Meg Saksida explains the mechanics of how benefits-in-kind are taxed to income tax.
Employees in the UK are chargeable to income tax on their net taxable earnings. These earnings are made up of the employees’ cash earnings, such as their salaries, wages and any bonuses, as well as any benefits-in-kind they might receive.
Benefits-in-kind are non-cash earnings which are given to an employee in addition to their wages. Common examples are medical insurance and company cars.
The default rule

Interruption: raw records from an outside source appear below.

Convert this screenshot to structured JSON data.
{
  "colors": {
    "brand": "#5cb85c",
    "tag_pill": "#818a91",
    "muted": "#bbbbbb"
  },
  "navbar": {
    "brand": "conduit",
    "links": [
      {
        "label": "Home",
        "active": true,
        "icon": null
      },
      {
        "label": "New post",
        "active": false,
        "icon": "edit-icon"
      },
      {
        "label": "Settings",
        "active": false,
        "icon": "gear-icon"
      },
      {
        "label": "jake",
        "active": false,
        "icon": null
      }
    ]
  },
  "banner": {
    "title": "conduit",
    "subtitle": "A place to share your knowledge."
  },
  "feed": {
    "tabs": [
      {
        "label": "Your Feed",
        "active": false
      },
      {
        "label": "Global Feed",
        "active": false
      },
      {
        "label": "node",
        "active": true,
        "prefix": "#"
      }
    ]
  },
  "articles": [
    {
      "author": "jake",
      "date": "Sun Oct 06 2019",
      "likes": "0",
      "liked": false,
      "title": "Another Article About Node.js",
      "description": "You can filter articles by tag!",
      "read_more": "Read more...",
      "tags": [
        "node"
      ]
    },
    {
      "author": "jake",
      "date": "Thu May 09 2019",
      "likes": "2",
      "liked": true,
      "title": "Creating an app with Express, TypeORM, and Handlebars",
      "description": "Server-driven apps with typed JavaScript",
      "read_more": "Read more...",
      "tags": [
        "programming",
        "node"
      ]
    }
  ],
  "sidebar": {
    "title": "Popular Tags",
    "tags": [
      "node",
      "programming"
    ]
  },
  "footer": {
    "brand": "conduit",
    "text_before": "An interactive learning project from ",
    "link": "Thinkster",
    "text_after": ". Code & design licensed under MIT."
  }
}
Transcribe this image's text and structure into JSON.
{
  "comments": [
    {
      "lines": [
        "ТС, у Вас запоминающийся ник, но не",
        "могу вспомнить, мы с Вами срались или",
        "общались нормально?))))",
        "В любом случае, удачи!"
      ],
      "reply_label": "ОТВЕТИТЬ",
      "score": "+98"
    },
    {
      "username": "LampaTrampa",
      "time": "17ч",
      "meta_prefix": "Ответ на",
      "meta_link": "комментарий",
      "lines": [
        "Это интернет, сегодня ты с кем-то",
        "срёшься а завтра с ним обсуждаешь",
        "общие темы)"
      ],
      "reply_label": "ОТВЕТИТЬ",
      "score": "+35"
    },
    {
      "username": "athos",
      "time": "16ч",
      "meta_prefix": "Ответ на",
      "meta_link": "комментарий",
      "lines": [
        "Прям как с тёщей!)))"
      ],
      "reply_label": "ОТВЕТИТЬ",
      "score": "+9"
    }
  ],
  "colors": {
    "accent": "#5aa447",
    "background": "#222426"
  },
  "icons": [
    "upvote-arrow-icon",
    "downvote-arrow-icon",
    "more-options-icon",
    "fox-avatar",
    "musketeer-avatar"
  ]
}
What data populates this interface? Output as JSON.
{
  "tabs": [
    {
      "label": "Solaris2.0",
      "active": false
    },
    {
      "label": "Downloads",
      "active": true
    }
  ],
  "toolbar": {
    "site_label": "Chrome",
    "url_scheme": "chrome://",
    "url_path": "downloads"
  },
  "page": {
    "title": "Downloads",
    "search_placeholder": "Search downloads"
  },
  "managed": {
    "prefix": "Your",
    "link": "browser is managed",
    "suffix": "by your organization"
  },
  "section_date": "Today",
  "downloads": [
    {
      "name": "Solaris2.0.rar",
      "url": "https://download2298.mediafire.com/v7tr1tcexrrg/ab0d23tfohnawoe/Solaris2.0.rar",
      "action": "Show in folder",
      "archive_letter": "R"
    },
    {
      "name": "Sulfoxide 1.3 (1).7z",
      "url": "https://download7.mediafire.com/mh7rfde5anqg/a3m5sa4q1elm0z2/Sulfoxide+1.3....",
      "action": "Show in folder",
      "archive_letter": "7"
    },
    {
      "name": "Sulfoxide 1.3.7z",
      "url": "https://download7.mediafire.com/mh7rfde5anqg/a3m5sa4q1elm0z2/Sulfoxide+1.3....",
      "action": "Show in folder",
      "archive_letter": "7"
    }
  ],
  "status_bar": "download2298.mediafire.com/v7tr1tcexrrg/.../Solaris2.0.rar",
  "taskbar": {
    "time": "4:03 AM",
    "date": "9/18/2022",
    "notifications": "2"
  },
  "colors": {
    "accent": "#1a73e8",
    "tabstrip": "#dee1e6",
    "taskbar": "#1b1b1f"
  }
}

The value of the benefit is the ‘cash equivalent’ of the benefit. The cash equivalent is the amount that the benefit cost the employer, less any amounts that the employee contributed towards it. The cost to the employer may be an external cost, such as providing a membership to a club, or an internal cost, such